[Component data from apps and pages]
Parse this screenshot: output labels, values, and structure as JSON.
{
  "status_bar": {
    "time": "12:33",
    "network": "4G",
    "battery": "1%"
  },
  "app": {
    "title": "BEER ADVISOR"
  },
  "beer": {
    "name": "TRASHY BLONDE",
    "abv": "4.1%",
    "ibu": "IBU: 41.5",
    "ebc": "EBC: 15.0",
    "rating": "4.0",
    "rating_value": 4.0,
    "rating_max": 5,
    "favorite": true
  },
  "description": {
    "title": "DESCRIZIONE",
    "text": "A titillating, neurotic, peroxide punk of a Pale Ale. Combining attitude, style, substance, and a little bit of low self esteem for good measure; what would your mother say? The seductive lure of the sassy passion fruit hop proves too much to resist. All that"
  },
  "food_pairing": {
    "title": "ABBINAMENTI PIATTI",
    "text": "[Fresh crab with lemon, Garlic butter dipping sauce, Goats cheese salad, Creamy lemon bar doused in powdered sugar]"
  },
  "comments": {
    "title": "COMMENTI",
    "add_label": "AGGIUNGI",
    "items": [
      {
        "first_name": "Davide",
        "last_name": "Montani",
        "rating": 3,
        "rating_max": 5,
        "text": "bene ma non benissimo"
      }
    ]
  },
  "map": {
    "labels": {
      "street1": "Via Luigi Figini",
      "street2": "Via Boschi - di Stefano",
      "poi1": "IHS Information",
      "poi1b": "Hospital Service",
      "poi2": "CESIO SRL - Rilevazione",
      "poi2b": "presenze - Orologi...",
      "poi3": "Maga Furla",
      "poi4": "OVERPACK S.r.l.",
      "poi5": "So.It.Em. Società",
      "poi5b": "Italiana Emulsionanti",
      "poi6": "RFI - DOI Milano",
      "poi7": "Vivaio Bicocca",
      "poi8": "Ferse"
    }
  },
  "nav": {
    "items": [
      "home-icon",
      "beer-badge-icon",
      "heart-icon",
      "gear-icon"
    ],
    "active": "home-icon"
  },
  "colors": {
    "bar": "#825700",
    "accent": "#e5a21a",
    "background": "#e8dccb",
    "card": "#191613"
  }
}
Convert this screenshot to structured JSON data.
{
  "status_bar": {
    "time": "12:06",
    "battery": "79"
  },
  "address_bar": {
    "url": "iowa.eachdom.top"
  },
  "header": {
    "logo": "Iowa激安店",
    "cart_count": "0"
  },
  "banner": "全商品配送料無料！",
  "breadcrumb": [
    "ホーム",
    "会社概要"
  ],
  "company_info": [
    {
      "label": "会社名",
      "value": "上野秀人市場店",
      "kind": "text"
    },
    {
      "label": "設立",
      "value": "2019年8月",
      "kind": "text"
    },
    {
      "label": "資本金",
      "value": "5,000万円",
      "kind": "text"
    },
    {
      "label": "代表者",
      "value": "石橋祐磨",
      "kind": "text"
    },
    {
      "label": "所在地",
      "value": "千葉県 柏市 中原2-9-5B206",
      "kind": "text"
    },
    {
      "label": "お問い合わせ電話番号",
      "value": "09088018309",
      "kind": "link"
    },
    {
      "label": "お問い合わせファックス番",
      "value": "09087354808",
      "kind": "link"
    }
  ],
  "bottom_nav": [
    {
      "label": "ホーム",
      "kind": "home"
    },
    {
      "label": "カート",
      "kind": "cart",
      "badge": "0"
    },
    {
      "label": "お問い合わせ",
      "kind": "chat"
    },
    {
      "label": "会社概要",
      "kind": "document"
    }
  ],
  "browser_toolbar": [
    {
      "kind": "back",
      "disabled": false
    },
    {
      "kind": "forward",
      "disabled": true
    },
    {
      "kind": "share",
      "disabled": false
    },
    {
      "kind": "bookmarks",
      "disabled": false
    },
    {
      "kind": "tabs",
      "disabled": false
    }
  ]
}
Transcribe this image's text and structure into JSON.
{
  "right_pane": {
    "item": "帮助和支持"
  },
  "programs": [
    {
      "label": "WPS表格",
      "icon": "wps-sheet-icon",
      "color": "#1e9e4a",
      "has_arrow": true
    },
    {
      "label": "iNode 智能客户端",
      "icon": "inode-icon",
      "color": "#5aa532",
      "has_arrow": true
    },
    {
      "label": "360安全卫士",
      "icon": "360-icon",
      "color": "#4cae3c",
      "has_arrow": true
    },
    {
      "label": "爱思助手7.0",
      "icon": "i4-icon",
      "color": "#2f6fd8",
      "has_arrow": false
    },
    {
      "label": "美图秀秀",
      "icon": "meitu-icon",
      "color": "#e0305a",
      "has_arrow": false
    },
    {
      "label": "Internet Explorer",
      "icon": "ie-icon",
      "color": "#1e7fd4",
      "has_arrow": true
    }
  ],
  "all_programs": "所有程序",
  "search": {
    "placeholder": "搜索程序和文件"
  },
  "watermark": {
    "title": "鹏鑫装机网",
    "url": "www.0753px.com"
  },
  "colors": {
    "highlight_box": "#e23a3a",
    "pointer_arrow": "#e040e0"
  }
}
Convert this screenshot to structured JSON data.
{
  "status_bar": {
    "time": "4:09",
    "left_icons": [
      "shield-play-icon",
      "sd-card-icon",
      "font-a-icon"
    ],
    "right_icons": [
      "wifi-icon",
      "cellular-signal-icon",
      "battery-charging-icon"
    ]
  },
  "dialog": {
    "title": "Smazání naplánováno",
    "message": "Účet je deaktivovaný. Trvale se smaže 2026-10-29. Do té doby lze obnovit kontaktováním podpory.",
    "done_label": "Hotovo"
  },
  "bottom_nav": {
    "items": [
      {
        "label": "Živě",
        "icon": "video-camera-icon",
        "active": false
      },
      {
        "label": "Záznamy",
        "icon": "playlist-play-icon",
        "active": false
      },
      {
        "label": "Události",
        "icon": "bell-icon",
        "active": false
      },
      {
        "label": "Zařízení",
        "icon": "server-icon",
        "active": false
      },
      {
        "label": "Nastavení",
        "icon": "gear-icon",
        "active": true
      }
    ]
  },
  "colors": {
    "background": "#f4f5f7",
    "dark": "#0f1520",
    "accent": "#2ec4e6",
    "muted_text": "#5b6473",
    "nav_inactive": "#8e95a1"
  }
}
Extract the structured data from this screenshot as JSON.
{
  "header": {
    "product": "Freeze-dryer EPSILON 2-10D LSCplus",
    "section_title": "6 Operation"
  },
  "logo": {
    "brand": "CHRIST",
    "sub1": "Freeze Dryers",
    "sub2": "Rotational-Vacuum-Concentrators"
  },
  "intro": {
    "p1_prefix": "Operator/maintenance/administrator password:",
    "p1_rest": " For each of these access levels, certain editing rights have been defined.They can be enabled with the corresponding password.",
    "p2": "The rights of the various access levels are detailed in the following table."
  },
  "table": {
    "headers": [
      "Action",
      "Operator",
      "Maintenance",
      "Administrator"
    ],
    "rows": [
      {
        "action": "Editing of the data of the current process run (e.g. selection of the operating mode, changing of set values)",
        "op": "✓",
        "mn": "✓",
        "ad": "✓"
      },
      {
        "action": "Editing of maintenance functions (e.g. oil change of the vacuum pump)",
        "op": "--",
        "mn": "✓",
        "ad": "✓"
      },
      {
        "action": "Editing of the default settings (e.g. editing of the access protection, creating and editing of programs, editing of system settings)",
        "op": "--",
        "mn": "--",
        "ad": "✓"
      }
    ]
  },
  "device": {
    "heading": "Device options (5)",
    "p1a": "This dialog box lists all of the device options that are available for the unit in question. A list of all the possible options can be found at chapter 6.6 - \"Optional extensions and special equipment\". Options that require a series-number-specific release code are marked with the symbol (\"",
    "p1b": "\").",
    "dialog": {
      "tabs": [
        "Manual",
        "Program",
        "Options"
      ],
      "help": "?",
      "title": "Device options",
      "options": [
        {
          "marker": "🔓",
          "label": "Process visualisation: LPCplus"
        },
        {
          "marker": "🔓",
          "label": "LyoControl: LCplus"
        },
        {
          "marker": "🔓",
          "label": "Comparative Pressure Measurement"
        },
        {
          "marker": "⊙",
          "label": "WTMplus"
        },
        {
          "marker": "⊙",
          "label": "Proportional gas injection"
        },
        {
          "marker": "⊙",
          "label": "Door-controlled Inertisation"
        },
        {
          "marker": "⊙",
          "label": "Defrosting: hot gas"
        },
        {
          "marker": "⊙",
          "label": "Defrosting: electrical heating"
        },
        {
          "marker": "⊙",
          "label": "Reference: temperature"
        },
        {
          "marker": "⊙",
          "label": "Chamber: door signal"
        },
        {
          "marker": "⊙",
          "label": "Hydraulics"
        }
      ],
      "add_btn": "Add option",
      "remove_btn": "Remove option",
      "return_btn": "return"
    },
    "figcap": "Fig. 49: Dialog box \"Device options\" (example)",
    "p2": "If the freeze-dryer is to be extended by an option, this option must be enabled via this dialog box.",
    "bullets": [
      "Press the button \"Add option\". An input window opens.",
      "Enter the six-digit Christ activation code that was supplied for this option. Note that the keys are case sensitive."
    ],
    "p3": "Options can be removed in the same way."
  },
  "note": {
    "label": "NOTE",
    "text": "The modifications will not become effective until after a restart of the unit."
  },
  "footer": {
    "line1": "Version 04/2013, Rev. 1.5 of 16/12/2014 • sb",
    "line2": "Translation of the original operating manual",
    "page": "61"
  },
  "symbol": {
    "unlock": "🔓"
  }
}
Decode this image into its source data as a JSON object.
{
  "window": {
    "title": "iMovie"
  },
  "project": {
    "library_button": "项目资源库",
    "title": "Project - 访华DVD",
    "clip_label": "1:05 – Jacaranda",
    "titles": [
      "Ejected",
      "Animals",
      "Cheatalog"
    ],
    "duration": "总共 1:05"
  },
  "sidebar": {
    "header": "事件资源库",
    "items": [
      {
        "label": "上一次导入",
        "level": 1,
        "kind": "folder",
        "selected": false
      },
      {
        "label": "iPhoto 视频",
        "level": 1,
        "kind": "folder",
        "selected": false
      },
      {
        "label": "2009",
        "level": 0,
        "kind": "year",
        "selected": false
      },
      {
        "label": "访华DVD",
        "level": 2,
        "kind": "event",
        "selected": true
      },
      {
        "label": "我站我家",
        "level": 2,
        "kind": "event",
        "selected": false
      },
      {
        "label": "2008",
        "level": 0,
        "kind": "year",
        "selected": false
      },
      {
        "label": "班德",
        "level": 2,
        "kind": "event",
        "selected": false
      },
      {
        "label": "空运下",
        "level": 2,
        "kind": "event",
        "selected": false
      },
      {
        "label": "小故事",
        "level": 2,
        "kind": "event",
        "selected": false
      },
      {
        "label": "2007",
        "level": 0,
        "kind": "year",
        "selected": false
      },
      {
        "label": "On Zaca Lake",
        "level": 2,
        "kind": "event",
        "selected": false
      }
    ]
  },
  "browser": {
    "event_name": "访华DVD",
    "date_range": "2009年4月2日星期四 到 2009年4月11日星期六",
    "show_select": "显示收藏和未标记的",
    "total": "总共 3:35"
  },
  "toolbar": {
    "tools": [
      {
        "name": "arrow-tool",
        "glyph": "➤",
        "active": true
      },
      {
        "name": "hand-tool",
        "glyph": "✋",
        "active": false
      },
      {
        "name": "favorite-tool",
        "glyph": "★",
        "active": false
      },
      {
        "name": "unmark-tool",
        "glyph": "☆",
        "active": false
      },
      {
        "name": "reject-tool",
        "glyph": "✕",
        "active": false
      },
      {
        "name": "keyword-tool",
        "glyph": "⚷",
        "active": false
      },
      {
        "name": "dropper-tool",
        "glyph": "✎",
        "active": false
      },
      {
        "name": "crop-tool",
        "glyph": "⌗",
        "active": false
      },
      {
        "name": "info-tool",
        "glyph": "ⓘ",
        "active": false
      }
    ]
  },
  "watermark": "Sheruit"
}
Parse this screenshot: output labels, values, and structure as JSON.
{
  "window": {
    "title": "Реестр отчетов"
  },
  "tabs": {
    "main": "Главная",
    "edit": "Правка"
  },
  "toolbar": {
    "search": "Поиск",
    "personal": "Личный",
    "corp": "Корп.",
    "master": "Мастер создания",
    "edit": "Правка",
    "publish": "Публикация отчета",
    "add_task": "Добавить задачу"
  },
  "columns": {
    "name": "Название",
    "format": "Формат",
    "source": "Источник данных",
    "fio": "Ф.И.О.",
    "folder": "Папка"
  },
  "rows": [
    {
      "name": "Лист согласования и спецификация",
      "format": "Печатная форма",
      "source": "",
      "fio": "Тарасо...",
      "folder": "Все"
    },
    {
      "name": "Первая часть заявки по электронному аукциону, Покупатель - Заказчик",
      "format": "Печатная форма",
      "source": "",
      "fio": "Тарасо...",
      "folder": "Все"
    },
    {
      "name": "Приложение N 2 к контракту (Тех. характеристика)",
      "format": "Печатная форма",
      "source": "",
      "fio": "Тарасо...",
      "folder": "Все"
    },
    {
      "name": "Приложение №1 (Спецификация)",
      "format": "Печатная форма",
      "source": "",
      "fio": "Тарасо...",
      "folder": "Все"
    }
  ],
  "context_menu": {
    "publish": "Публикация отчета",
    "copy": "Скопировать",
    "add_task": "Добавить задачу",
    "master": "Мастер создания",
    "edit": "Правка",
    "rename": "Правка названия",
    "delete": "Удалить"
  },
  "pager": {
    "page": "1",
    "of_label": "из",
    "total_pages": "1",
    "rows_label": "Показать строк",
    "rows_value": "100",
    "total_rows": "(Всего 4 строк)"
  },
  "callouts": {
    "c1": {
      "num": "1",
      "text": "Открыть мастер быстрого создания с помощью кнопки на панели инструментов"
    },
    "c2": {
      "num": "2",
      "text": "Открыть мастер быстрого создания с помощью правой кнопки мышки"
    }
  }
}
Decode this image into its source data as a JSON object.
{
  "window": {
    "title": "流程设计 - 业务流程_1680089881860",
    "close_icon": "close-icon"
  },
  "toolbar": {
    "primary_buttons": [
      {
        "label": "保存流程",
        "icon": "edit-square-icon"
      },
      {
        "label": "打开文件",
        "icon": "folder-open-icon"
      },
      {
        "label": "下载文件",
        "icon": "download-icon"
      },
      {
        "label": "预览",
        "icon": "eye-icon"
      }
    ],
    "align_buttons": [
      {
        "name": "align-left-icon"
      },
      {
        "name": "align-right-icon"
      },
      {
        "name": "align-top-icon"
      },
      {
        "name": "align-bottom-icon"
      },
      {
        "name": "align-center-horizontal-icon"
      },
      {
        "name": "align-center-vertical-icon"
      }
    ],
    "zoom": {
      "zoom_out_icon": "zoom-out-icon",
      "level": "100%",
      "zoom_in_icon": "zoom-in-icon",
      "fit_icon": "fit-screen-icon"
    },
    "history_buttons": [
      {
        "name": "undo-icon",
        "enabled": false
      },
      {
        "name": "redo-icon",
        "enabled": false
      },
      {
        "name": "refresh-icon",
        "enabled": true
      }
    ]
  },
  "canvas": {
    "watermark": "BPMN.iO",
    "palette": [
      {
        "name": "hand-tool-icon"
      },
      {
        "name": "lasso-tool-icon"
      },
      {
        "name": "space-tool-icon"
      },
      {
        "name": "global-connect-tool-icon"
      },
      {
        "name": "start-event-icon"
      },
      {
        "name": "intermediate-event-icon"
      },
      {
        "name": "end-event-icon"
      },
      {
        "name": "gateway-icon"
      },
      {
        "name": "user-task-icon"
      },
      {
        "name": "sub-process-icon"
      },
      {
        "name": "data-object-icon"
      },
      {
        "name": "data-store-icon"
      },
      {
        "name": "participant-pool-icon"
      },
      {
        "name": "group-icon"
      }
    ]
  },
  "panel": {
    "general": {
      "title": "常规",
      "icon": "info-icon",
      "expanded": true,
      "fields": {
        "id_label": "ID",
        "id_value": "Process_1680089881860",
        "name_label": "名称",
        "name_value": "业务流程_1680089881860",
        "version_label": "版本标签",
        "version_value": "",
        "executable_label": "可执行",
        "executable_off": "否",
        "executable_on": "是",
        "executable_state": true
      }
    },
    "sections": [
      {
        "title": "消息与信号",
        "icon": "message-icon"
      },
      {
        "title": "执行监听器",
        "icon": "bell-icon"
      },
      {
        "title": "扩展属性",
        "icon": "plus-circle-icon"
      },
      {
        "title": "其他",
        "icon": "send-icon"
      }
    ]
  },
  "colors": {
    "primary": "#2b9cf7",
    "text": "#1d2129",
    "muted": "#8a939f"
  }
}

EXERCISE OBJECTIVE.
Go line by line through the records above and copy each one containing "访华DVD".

RESULT.
    "title": "Project - 访华DVD",
        "label": "访华DVD",
    "event_name": "访华DVD",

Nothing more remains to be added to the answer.